UHNews: What is your vision for your role in the Cardiovascular Surgery Department?
Dr. Badiwala: My vision for my role in Cardiovascular Surgery at PMCC is to continue to provide innovation in the areas of valve surgery and the surgical management of heart failure. I want to establish a multi-disciplinary Valve Clinic – a one stop shop so to speak – for patients with valvular heart disease. For those that do require valve surgery, I want to provide new techniques that are less invasive. Similarly, for patients requiring mechanical circulatory support such as LVADs, I also wish to apply less invasive techniques that I have learned.
UHNews: Which accomplishments/accolades you are most proud of and why?
Dr. Badiwala: I am most proud of having received the first Annual Shafie S. Fazel Outstanding Resident Surgeon and Investigator Award. Shafie was a friend, mentor and fellow resident in the Cardiac Surgical Training Program at the University of Toronto. He was an inspiration to me and many others. A phenomenal clinician and scientist, Shafie would clearly have been a "superstar" academic cardiac surgeon. Tragically, he lost his life to cancer in the midst of his training. Having won this award created in his honour was a personally touching and humbling event for me.
UHNews: Anything else you want to share?
Dr. Badiwala: I feel truly privileged to have been given the opportunity to return to Canada and the Peter Munk Cardiac Centre where I will work amongst some of the best healthcare workers in the world to produce world-leading outcomes.

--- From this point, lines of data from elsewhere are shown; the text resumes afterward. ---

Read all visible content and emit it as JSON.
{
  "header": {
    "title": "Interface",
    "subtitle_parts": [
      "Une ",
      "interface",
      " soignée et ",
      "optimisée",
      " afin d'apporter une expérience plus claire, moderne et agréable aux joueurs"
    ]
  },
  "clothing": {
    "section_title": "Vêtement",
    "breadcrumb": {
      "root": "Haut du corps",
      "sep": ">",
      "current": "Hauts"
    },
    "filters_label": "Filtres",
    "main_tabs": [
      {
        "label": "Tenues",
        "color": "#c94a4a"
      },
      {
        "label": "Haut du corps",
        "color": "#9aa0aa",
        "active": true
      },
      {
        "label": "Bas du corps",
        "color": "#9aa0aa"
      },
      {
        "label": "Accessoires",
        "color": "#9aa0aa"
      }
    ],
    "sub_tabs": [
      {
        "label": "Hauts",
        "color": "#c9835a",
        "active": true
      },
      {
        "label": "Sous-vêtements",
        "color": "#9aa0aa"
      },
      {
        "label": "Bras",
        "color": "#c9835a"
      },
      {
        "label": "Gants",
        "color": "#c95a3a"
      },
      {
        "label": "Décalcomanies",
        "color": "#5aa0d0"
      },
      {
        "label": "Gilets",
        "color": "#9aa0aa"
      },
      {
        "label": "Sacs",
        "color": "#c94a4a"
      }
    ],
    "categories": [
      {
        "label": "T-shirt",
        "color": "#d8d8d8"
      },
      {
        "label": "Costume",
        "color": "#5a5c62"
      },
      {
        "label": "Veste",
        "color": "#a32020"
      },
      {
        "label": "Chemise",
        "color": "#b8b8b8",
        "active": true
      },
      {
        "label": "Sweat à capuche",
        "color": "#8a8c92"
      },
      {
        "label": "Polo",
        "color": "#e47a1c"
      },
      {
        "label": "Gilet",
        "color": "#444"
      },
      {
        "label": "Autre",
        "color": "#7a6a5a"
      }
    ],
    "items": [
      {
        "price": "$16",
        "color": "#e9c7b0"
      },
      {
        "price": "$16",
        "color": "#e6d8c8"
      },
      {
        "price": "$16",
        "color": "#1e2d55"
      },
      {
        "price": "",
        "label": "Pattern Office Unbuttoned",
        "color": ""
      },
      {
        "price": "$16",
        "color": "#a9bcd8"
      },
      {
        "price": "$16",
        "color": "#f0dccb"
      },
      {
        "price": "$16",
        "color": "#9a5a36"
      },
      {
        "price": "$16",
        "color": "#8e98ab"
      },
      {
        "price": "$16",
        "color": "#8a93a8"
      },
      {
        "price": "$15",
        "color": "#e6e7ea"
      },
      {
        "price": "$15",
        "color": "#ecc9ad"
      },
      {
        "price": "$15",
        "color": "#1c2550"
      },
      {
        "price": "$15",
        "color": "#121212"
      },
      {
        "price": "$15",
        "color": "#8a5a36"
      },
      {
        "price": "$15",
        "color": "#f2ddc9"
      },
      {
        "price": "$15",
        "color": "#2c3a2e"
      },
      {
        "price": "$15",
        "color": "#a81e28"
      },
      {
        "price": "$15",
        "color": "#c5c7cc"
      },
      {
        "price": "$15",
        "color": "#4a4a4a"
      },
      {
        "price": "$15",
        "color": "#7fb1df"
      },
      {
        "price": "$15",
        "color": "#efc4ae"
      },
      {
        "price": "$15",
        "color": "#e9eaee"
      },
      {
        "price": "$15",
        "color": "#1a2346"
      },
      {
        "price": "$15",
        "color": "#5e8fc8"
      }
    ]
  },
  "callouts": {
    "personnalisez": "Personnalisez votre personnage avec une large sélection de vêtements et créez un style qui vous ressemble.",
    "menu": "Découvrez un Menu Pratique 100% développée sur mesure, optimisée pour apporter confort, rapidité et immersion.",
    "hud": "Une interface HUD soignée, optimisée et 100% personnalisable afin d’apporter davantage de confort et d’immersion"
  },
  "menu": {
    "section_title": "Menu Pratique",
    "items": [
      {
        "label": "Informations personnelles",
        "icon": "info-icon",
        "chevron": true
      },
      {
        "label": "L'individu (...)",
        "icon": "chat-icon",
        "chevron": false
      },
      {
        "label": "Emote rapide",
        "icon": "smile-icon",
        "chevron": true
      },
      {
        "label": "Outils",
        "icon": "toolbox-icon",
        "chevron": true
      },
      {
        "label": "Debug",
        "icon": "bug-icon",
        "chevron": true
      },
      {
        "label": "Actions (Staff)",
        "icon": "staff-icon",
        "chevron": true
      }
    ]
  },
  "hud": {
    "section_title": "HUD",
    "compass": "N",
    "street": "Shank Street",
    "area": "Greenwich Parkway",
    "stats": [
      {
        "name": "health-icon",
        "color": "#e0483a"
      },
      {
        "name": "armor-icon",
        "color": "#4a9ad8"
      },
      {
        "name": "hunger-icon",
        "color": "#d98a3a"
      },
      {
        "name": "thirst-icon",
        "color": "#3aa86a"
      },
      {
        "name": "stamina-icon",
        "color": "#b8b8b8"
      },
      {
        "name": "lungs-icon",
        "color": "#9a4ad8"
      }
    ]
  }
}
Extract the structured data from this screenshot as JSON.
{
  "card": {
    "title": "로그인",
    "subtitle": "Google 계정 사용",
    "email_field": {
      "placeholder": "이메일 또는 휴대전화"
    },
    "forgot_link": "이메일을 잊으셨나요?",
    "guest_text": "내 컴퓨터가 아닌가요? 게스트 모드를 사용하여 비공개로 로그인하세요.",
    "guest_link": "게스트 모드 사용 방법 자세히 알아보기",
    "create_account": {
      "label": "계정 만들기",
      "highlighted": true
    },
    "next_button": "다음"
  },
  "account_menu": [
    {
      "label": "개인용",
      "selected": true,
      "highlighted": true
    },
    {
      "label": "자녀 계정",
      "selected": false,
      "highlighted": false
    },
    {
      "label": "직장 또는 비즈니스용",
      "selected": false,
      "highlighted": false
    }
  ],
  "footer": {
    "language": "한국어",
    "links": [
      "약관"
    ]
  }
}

To learn more about the Peter Munk Cardiac Centre, click here.